My section of the talk was on using F# with Microsoft Accelerator. Accelerator is an interesting product, it allows you to take advance of the GPU of your PC. Even the most basic PCs have a specialized graphics chip and for most of the tasks you perform on your PC it just sits there doing nothing. GPU are very good at performing floating point operations on matrices, they’re specialized hardware that allow you to perform matrix operations in a highly parallel way. The DirectX runtime takes advantage of this to perform the operations need to for 3D shading. However, there are other algorithms that could benefit from being run on the GPU and Accelerator opens up the GPU for just about any algorithm that you can imagine.
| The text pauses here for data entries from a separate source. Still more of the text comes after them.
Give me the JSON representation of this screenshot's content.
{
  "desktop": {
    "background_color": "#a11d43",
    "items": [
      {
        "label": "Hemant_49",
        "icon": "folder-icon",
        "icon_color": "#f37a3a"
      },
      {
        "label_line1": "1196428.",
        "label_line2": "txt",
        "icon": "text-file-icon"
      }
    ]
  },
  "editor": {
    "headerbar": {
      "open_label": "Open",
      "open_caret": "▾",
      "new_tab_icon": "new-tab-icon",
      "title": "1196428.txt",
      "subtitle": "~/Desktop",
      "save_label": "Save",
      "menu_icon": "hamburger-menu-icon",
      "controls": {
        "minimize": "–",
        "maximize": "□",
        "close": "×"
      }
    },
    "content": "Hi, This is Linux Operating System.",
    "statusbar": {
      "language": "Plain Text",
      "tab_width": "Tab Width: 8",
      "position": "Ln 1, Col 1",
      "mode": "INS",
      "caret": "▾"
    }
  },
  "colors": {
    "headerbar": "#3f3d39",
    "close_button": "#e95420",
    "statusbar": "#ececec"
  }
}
The usage I demonstrated was the game of life running either on the CPU or with the calculations performed on the GPU. On my current machine this yields a 10 fold increase in execution time. It takes advantage of F# quotations system (similar to C#’s expression trees), these are used to allow you to compile an algorithm in F# to operations that the Accelerator runtime understands. This is how we can easily show an algorithm running on the CPU and then switch it to the GPU. The slides can be found here and code examples here. The example comes from Tomáš Petříček’s web site and more details can be found about in this series of articles.


I had several people come and access me for more information about Accelerator at the end of the talk. Accelerator v2 is available from Microsoft connected, here. It’s currently licensed under a restrictive MSR license that stipulates non-commercial use only. However, in stating the objectives of their project, they say “Accelerator v2 is an MSR incubation project whose goal is to validate the architecture and API approach with high quality engineering sufficient to gather real-world usage data.” It would seem to me that in order to achieve this objective they would need to have some commercial users, so maybe if you contact the team directly they would be able to get you a less restrictive license. I certainly have a project in mind for accelerator, though at this point it would be non-commercial. If you’re interested check out activity on my github account, you can probably guess what my idea is.


The slides can be found here and the code can be found here. The session was videoed, I’ll let you know as soon as it’s on line.

Update: The video can now be seen here.